However, science is governed by immutable laws, and scientific research is subject to scrutiny in the form of peer review. There has to be openness about how knowledge is gained. Throughout the pandemic, false and misleading claims that science leads policy change only contributes to an environment in which science, facts, and transparency are believed to be suspicious, untrustworthy, conspiratorial.
Sir David King, the former chief scientific advisor in the UK, expressed concerns that government ministers are “setting the scientists up to be the fall guys”, after continual claims that the British policy is simply following the science. Perhaps another factor to which we can attribute conspiracy theorising is a modern tendency towards soundbite, simplistic information: “misinformation comes into the world fully formed…real information is slow.” Almost tragically, The 5G theory reinforces this desire for simplicity, as it reassures its believers that if the masts are destroyed, so is the virus.
Former Chief Scientific Advisor, Sir David King says he is "worried" that ministers are "setting the scientists up to be the fall guys" after he joins other experts to form 'independent SAGE'.#KayBurley
— SkyNews (@SkyNews) May 4, 2020
Time to step up, Zuckerberg
Social media does indeed provide misinformation with a platform and much greater reach than a conspiracy theory would have had in the past. This, of course, doesn’t mean that everyone who comes across conspiratorial material will go on to believe it. But social media channels — YouTube, Facebook and Twitter in particular — undoubtedly have a responsibility to identify and remove harmful misinformation. A senior researcher at Demos Josh Smith noted: “the dangerous messaging around 5G highlights the urgent need for a process for identifying and removing harmful misinformation, driven by those who are experts in relevant fields, but also with public knowledge and consent.”
Transparency with regards to online censorship is key here: removal of videos without public knowledge otherwise only endows conspiracy thinkers with more perceived power.
The self-prescribed role of the conspiracy theorist centres around collecting evidence and pointing to things that don’t appear to make sense, often seeing themselves as the true critical thinkers compared to the rest of us sheep. The polarisation heightened by the echo chambers and targeted content of social media feeds shores up “confirmation bias,” the typical human tendency to interpret new evidence as confirmation of one’s own preexisting beliefs. As the hotspot for passive-aggressive comment threads, social media often has the tendency to reaffirm difference in opinion, instead of initiating meaningful debate.
Building trust: transparency and accountability
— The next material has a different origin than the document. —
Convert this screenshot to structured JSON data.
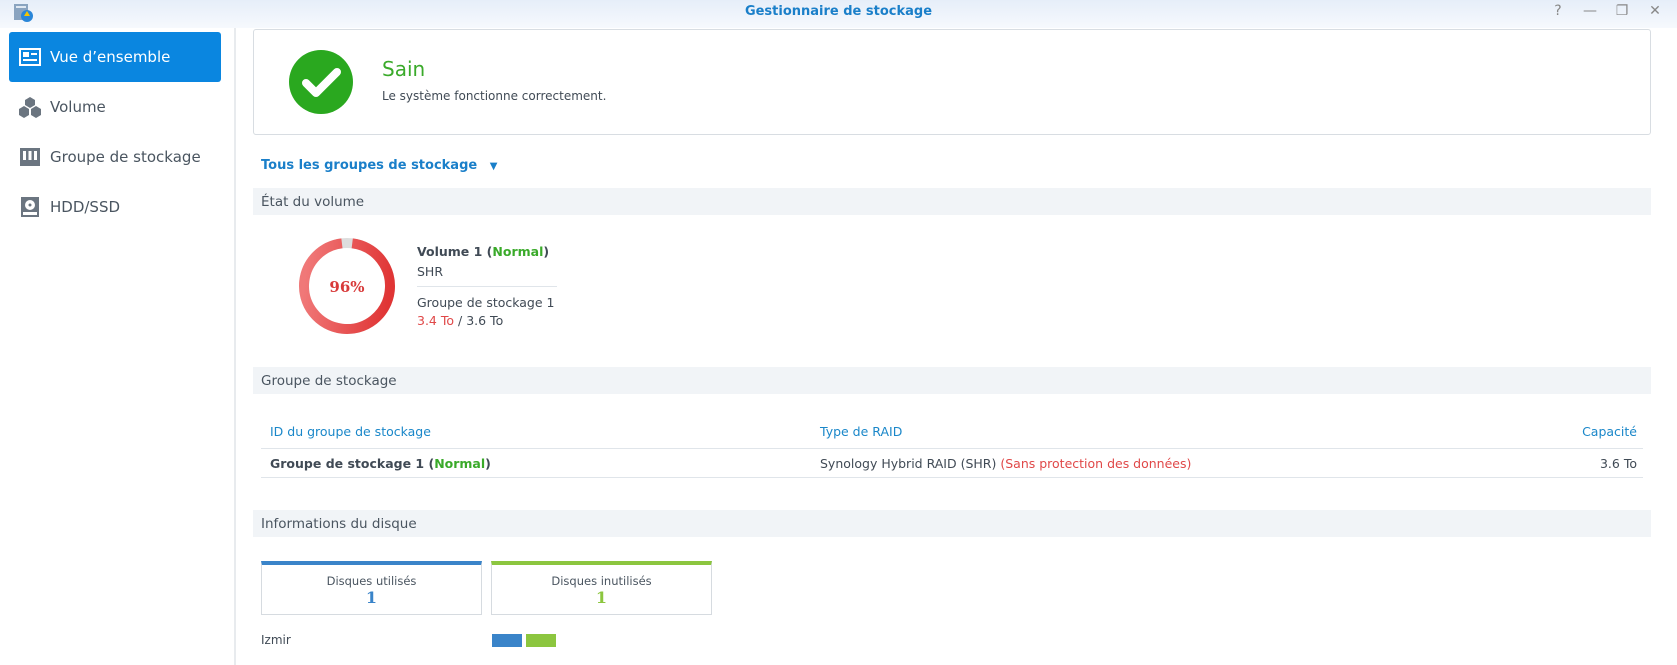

So whether it’s the post-truth climate, the lack of and lack of interest in expert voices, the confusing conflation of science and politics, or the polarising and irresponsible social media channels, the rise of the 5G conspiracy throughout the COVID-19 pandemic highlights some concerning elements of a modern post-truth society. Critical thinking and critical engagement are key, as are meaningful conversations with those who oppose your own views.
However, being endlessly rebuked by the classic retort, “well you would say that wouldn’t you” can get pretty tiresome. For this reason, it is crucial that tools and systems driven by experts, and held accountable by the public, are made available to the public: especially in times of crisis such as these.
Have you encountered a conspiracy theory during the COVID-19 pandemic? Tell us your thoughts in the comments below.
Feature Image: Canva